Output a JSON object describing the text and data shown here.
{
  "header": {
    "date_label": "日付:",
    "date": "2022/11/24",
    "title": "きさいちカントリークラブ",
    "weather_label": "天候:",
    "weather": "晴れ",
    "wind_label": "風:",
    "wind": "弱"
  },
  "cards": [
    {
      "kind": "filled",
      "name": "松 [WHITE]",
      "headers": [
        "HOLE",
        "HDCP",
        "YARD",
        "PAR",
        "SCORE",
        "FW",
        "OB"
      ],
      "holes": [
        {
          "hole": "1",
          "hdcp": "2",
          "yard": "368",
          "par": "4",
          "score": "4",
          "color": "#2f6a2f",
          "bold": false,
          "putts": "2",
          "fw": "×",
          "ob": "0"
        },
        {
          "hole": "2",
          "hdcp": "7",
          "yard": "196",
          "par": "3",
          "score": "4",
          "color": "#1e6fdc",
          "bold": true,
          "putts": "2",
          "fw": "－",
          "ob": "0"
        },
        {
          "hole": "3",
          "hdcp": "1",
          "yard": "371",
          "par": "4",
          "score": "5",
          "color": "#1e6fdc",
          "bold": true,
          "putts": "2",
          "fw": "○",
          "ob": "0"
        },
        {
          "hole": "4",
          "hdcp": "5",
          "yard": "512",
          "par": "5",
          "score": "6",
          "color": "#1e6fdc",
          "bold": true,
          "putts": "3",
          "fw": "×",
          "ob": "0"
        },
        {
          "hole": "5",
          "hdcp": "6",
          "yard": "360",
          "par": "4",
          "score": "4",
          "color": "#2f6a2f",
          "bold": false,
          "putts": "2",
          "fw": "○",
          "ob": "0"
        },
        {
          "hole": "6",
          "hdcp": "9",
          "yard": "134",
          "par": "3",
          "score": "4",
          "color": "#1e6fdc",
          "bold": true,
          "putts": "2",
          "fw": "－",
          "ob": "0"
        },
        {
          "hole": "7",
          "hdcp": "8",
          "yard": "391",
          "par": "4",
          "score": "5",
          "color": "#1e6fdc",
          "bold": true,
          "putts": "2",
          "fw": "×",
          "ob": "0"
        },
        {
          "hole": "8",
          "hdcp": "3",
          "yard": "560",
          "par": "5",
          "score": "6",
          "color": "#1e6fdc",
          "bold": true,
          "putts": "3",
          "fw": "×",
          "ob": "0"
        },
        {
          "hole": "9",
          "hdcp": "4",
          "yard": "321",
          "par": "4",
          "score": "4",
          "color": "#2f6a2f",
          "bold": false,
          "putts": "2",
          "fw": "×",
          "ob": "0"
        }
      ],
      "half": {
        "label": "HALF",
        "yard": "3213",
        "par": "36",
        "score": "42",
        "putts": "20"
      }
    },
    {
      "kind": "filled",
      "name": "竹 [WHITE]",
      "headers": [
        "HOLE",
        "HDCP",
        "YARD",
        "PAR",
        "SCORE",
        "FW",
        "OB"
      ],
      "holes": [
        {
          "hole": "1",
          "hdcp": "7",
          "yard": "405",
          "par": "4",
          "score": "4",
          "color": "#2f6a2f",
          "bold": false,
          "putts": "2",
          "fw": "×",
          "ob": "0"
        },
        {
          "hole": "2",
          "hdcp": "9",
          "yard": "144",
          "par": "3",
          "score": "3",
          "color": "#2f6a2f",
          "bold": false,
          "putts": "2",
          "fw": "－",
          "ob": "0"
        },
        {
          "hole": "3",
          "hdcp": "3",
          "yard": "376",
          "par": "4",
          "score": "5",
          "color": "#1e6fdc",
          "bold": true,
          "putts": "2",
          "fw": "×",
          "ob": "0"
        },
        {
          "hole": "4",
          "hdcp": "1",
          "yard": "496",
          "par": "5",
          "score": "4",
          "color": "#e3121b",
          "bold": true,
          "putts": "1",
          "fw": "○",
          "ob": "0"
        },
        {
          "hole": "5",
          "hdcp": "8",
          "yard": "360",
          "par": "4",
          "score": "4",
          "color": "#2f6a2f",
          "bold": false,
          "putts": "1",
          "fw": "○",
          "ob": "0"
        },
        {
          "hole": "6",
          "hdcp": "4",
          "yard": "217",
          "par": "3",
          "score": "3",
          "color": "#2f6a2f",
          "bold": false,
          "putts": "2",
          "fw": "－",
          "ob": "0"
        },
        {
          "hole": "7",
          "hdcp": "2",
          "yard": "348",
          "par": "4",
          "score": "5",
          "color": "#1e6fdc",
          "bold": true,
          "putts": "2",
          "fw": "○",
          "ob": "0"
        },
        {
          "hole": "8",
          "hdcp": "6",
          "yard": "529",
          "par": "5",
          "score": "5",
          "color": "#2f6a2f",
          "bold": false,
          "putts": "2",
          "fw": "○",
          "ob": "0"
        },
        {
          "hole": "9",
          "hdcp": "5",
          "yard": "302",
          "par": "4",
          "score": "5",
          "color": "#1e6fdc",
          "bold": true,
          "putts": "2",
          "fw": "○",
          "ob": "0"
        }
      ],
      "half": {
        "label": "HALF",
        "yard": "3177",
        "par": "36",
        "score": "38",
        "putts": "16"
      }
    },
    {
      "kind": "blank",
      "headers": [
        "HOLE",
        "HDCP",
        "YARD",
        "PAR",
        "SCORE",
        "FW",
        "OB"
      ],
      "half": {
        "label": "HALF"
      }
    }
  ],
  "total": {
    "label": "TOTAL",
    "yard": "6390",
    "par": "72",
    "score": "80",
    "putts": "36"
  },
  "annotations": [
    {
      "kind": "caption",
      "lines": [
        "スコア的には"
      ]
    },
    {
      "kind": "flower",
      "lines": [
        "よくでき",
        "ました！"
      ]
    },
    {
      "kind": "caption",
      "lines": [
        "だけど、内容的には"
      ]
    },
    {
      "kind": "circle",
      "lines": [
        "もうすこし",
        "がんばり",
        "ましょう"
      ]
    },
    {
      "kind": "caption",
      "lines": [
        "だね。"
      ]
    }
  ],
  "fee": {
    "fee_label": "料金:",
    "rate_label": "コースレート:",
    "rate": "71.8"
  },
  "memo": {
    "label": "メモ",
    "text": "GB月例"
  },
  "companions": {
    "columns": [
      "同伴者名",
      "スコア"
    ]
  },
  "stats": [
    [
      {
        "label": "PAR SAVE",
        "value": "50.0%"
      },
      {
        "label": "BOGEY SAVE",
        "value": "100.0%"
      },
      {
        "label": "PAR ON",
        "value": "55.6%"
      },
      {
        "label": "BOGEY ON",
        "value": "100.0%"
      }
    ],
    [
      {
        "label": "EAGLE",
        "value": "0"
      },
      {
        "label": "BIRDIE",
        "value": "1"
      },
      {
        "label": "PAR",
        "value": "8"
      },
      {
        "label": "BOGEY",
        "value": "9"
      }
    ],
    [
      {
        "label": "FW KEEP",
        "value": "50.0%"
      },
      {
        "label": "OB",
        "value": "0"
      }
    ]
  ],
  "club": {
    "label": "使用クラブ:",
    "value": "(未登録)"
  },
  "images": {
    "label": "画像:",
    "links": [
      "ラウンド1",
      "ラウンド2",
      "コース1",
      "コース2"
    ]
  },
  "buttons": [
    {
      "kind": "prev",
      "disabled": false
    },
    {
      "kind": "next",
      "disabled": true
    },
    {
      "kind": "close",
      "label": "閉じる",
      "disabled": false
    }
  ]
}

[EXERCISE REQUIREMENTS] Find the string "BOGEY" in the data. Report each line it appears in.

[EXERCISE SOLUTION]
        "label": "BOGEY SAVE",
        "label": "BOGEY ON",
        "label": "BOGEY",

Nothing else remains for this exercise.